Nothing in the records may be left out or altered; reproduce them all exactly.
****
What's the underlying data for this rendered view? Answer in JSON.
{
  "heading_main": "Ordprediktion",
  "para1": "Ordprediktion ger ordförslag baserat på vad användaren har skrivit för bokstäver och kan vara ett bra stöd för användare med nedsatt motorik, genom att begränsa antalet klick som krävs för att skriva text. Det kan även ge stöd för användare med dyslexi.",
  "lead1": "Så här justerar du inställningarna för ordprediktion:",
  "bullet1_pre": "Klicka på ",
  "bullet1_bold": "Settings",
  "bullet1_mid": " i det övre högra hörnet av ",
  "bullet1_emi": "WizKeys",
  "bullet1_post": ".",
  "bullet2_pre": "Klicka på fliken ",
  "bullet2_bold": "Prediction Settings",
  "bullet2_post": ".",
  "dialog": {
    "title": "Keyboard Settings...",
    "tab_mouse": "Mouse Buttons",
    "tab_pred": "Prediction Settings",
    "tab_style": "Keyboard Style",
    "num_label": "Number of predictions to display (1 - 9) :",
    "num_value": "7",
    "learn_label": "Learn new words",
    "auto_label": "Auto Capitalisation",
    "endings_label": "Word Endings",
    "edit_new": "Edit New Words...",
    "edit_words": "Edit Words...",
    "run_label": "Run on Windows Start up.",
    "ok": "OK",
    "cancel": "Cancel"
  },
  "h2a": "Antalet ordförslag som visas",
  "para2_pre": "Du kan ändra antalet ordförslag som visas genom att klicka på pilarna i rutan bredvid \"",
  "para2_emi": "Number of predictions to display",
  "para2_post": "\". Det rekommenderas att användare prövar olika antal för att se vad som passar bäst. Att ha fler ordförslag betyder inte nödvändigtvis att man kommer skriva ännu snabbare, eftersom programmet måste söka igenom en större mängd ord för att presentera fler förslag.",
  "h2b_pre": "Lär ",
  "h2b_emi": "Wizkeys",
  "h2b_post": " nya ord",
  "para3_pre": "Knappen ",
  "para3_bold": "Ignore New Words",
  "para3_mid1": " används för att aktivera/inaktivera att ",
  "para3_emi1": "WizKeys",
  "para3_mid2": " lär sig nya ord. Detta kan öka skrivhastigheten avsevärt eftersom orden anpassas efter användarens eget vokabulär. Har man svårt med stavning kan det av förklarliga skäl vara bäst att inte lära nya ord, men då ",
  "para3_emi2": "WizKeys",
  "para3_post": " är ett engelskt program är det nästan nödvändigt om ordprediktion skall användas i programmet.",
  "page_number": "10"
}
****
§ **Answer area**:
What's the underlying data for this rendered view? Answer in JSON.
{
  "heading_main": "Ordprediktion",
  "para1": "Ordprediktion ger ordförslag baserat på vad användaren har skrivit för bokstäver och kan vara ett bra stöd för användare med nedsatt motorik, genom att begränsa antalet klick som krävs för att skriva text. Det kan även ge stöd för användare med dyslexi.",
  "lead1": "Så här justerar du inställningarna för ordprediktion:",
  "bullet1_pre": "Klicka på ",
  "bullet1_bold": "Settings",
  "bullet1_mid": " i det övre högra hörnet av ",
  "bullet1_emi": "WizKeys",
  "bullet1_post": ".",
  "bullet2_pre": "Klicka på fliken ",
  "bullet2_bold": "Prediction Settings",
  "bullet2_post": ".",
  "dialog": {
    "title": "Keyboard Settings...",
    "tab_mouse": "Mouse Buttons",
    "tab_pred": "Prediction Settings",
    "tab_style": "Keyboard Style",
    "num_label": "Number of predictions to display (1 - 9) :",
    "num_value": "7",
    "learn_label": "Learn new words",
    "auto_label": "Auto Capitalisation",
    "endings_label": "Word Endings",
    "edit_new": "Edit New Words...",
    "edit_words": "Edit Words...",
    "run_label": "Run on Windows Start up.",
    "ok": "OK",
    "cancel": "Cancel"
  },
  "h2a": "Antalet ordförslag som visas",
  "para2_pre": "Du kan ändra antalet ordförslag som visas genom att klicka på pilarna i rutan bredvid \"",
  "para2_emi": "Number of predictions to display",
  "para2_post": "\". Det rekommenderas att användare prövar olika antal för att se vad som passar bäst. Att ha fler ordförslag betyder inte nödvändigtvis att man kommer skriva ännu snabbare, eftersom programmet måste söka igenom en större mängd ord för att presentera fler förslag.",
  "h2b_pre": "Lär ",
  "h2b_emi": "Wizkeys",
  "h2b_post": " nya ord",
  "para3_pre": "Knappen ",
  "para3_bold": "Ignore New Words",
  "para3_mid1": " används för att aktivera/inaktivera att ",
  "para3_emi1": "WizKeys",
  "para3_mid2": " lär sig nya ord. Detta kan öka skrivhastigheten avsevärt eftersom orden anpassas efter användarens eget vokabulär. Har man svårt med stavning kan det av förklarliga skäl vara bäst att inte lära nya ord, men då ",
  "para3_emi2": "WizKeys",
  "para3_post": " är ett engelskt program är det nästan nödvändigt om ordprediktion skall användas i programmet.",
  "page_number": "10"
}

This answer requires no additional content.